Search the data for the string "icon" and extract every line where it appears.
————————
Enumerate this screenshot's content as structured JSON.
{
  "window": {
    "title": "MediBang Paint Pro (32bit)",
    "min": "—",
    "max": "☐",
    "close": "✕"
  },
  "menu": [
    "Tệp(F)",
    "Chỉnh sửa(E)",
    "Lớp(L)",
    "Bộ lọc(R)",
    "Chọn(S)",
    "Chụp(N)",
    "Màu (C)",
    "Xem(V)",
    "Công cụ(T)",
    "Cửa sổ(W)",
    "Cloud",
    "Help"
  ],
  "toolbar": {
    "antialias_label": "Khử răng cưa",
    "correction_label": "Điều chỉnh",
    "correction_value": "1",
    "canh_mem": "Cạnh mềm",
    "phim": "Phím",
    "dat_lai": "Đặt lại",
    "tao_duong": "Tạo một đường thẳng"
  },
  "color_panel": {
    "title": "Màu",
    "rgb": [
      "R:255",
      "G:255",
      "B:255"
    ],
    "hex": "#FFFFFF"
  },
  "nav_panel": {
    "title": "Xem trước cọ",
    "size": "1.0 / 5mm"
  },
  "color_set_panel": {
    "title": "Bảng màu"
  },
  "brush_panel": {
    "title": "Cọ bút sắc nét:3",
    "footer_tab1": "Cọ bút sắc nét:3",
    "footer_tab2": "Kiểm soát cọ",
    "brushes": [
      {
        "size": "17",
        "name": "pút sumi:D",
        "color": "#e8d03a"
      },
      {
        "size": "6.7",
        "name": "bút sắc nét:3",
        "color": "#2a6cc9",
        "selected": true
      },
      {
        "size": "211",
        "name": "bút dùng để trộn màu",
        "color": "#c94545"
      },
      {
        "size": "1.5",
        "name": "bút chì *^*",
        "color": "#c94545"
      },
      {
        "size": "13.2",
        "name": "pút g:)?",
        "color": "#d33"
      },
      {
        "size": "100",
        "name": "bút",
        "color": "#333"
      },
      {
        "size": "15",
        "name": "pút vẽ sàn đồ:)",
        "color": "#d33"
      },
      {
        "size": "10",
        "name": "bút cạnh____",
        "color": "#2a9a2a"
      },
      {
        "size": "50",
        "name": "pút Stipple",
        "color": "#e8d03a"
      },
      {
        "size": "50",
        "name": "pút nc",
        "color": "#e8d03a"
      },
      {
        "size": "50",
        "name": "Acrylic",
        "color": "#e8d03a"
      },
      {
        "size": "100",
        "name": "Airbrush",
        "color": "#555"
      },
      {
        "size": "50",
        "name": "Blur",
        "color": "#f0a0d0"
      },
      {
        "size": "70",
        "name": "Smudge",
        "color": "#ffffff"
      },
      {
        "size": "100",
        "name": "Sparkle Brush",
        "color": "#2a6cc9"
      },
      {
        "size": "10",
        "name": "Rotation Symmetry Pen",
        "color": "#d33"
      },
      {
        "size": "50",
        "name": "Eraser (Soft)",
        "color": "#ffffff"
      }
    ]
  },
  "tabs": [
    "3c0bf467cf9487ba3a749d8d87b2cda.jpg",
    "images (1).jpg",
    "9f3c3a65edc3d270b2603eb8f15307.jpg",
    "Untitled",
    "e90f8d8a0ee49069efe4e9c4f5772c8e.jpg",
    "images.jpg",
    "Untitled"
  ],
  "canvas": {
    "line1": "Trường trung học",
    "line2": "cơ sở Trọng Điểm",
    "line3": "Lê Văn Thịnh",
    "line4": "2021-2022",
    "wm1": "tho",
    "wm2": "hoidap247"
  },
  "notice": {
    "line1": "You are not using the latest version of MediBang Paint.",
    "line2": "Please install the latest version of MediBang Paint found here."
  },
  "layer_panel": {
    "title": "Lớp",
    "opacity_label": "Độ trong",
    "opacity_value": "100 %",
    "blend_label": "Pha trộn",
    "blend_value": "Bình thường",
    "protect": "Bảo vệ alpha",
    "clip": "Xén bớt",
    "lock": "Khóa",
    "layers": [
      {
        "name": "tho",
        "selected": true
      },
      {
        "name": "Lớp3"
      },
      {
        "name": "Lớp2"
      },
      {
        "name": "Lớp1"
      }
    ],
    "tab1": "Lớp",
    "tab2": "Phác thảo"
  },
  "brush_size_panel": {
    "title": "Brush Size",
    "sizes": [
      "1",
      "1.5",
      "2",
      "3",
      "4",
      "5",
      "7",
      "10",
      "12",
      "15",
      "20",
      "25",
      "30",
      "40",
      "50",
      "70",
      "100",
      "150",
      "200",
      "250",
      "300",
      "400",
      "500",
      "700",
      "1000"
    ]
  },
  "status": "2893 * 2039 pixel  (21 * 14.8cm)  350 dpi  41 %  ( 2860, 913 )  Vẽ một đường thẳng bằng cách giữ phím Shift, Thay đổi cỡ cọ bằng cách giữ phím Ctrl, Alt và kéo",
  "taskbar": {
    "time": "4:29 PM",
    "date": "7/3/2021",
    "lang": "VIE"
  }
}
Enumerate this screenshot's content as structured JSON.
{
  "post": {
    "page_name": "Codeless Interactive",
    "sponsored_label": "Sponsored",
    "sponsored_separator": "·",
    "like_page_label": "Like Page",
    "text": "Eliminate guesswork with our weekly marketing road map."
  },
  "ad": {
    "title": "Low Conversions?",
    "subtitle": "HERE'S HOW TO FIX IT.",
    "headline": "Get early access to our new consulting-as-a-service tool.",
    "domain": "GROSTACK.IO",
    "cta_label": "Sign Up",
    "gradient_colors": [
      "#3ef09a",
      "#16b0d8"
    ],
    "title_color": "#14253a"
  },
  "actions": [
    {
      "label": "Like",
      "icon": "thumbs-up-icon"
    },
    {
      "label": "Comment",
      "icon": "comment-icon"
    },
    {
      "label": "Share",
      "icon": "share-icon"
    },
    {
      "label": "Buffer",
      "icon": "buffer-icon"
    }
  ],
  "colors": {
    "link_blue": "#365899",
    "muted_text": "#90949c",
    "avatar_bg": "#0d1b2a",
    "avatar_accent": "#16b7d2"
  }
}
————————
## RESULT OF THE TASK
      "icon": "thumbs-up-icon"
      "icon": "comment-icon"
      "icon": "share-icon"
      "icon": "buffer-icon"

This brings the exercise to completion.